As she read the letters, Wheeler said she was struck by the close relationship between the two, despite their physical distance from each other.
“The values of the family were unparalleled. They were just keeping up with every little thing of what’s going on in the town: ‘Oh, this person just got married, this person just had a baby,'” she said.
Among the five letters, Wheeler also came across several original photographs including “beautiful” ones of Presley and a little girl.
Their correspondence ended in June 1952, when one of the letters addressed to Presley was returned with a stamp from the dead letter office marking him as “deceased.”
“That kind of made me realize this little girl [in the photo] didn’t really get to know her father at all. And that’s when … I made it my mission: I have to find this girl,” Wheeler said.
Wheeler turned to the internet to help track down the mystery girl, joining and posting in several Facebook pages for Barrie, Ont., where one of the first letters was addressed.
Within five days, someone recognized the young girl in the photo as their mother-in-law and reached out to Wheeler.
Wheeler mailed the letters and photographs to Presley’s daughter, who would be seeing them for the first time.
“They were so grateful,” Wheeler said of the family’s reaction.
“She gets to see her father’s handwriting … and some of his humour — he was telling jokes in some of them — and just seeing a side of him that she’d never had the chance to meet.”
Wheeler said her own close relationship with her parents motivated her to start looking for Presley’s daughter in the first place.
“It breaks my heart to know that she didn’t have that chance to have a relationship with her father,” she said.
Letters a way to ‘remember those who served’
Andrew Burtch, the post-1945 historian at the Canadian War Museum, called the letters a “terrific find” and a great way to reflect on the human losses of the Korean War.
“These discoveries do matter, and these records that people have of connecting in wartime do help us to remember those who served,” Burtch said.

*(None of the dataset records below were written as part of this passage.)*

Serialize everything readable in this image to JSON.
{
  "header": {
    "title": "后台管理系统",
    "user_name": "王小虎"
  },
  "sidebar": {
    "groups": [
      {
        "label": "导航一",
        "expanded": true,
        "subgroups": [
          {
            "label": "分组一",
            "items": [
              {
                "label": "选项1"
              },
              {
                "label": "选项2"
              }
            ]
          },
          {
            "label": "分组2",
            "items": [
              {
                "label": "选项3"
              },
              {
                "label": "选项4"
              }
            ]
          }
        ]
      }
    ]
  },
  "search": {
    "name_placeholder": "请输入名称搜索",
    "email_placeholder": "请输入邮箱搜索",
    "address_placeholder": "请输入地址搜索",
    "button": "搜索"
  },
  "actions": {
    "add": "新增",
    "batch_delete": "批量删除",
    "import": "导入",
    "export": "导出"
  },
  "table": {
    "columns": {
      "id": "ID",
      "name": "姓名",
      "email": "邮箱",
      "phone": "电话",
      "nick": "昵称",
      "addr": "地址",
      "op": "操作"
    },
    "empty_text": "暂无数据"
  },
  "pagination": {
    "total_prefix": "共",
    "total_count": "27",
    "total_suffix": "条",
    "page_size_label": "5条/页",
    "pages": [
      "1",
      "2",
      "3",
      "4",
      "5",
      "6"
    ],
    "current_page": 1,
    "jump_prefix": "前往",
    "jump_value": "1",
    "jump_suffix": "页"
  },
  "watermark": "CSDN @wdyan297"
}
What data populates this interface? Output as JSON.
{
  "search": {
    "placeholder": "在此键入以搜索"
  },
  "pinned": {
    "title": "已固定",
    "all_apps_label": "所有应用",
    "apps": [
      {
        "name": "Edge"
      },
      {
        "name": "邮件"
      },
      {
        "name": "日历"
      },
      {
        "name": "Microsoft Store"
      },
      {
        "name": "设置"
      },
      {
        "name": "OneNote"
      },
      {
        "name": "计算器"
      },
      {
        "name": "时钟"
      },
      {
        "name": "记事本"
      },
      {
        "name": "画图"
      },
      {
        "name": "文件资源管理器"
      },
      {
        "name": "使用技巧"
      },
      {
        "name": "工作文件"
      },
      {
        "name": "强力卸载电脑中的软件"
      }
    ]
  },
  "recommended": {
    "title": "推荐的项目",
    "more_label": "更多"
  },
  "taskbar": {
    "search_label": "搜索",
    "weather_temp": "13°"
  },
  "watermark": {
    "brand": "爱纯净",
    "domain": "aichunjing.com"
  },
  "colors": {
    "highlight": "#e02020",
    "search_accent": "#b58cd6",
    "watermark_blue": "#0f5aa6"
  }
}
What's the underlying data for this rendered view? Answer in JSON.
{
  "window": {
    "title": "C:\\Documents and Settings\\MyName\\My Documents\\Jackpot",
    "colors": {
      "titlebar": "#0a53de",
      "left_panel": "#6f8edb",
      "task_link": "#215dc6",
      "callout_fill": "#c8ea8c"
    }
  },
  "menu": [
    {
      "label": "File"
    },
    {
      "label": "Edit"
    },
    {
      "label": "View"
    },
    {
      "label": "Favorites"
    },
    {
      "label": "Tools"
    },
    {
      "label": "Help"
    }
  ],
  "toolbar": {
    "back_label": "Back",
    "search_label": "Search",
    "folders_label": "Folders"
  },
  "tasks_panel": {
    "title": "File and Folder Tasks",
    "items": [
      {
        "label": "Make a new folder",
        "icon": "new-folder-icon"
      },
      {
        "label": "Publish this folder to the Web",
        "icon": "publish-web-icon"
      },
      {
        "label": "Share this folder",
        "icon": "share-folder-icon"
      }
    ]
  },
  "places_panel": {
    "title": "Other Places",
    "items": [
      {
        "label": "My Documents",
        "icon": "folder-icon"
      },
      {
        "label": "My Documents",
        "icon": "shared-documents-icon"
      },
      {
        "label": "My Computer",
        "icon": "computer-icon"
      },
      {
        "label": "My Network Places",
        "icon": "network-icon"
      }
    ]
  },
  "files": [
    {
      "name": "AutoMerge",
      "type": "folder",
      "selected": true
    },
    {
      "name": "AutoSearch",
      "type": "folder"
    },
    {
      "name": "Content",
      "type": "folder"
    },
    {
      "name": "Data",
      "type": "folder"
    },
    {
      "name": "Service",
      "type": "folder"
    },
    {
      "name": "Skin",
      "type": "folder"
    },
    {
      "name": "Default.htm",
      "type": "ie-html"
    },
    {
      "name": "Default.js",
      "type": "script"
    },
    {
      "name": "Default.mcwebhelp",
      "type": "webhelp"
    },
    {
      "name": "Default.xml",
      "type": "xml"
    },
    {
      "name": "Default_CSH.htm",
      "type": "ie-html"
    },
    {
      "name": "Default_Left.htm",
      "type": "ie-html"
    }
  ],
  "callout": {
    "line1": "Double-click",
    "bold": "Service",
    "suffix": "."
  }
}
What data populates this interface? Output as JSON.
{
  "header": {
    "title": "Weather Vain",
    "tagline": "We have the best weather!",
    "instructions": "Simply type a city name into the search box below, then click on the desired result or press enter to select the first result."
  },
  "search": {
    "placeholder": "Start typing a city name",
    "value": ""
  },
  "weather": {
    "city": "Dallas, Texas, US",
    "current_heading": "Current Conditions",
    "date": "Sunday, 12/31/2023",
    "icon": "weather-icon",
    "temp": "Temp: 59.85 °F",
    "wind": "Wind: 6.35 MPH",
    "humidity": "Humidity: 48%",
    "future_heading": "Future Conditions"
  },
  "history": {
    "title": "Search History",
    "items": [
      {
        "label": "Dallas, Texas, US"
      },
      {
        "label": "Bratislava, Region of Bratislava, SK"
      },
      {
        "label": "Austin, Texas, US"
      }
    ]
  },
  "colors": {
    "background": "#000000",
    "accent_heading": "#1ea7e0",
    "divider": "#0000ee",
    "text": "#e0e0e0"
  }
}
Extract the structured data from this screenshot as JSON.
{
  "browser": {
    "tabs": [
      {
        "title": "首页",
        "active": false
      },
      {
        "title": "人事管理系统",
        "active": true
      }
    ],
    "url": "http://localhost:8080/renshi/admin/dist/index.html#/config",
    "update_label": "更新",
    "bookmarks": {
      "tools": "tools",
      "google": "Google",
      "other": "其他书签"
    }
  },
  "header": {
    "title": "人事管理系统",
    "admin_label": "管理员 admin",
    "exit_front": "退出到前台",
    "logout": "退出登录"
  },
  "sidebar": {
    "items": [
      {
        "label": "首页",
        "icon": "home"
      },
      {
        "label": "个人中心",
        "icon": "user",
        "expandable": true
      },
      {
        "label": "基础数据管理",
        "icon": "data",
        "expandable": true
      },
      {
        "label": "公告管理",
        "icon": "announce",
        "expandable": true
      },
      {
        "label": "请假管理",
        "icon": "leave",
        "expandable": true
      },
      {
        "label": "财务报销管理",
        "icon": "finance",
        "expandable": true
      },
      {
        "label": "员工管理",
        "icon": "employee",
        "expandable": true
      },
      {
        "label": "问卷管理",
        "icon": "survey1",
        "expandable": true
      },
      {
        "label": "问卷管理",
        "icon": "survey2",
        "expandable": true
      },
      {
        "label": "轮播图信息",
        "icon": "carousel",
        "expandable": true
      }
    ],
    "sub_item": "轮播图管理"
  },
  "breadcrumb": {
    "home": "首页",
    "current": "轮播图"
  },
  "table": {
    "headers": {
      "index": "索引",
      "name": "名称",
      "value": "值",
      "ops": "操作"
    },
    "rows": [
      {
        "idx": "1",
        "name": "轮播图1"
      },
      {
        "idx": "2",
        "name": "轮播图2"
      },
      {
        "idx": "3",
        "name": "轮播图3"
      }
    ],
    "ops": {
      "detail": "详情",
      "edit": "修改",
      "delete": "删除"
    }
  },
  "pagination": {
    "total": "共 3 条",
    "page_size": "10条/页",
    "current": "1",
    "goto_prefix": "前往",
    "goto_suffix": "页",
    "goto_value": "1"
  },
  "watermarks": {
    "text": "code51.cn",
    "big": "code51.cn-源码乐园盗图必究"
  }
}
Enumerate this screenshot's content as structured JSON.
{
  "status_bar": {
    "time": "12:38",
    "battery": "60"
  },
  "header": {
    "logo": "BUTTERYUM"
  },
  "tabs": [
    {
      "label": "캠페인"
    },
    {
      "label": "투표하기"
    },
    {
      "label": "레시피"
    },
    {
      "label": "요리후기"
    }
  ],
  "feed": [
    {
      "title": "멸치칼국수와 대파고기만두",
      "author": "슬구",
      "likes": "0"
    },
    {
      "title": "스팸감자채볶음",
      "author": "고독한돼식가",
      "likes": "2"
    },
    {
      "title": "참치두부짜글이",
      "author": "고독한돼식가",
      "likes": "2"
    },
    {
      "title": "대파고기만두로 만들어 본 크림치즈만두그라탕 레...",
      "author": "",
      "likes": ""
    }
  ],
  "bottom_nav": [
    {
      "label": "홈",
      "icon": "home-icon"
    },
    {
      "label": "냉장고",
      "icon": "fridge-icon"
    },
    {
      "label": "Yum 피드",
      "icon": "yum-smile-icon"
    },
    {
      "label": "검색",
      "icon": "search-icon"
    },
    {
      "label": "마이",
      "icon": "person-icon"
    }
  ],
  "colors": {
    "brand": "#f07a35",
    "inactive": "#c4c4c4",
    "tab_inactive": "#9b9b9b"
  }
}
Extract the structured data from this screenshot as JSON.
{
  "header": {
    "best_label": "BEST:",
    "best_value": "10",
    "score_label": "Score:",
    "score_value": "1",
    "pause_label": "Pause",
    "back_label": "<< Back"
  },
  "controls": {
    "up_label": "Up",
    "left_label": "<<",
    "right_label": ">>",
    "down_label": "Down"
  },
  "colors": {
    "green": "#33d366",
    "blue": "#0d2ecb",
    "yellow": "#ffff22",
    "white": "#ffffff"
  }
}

I think that people experience history first through their families, and it’s through these sorts of connections where we see the most human face of warfare.– Andrew Burtch, Canadian War Museum
The Korean War is often referred to as a “forgotten” part of Canada’s military history. Many veterans of the war returned to a country that had moved on, Burtch said, and some even had trouble getting into Royal Canadian Legions and having their service recognized.
But for the families of those serving overseas, the war was never forgotten.
“It was obviously very key, at the front of their minds, and that is really what these letters bear out is that you can see that there is a hole left in the lives of the people, of the families of those who don’t come back,” he said.
Wartime letters are an incredibly important resource that can provide interesting insights, Burtch said.
“Sometimes what’s in there can be mundane, just basic things. Some things could be as revealing as the relationship that existed between the soldier and their loved ones.”
Documents reveal glimpse of Presley’s service
Through archival documents and photographs, Burtch was able to uncover more details about Presley’s life and military service.
Records show Presley was working at a soft drink bottling plant when he enlisted in the army on Dec. 12, 1949, just a few weeks before his 23rd birthday.
Notes from his intake interview describe him as someone who had a Grade 8 education and a steady girlfriend, attended shows and sporting events, and kept an old car running.
He wouldn’t be deployed overseas until the early spring of 1952, arriving in Korea on March 16 with the 1st Battalion of the Royal Canadian Regiment.
While on night patrol on June 26, 1952, Presley’s platoon came into contact with the enemy. Three Canadian soldiers were wounded. Presley died after receiving a fatal wound to the abdomen. He was 25.
Presley is buried in the United Nations Memorial Cemetery in Busan, South Korea.
To Burtch, the story of Presley’s letters shows there are still plenty of people who want to learn more about the Korean War.
“I think that people experience history first through their families, and it’s through these sorts of connections where we see the most human face of warfare,” he said.
Ontario Morning5:35Long lost Korean War letters found by Cornwall area couple.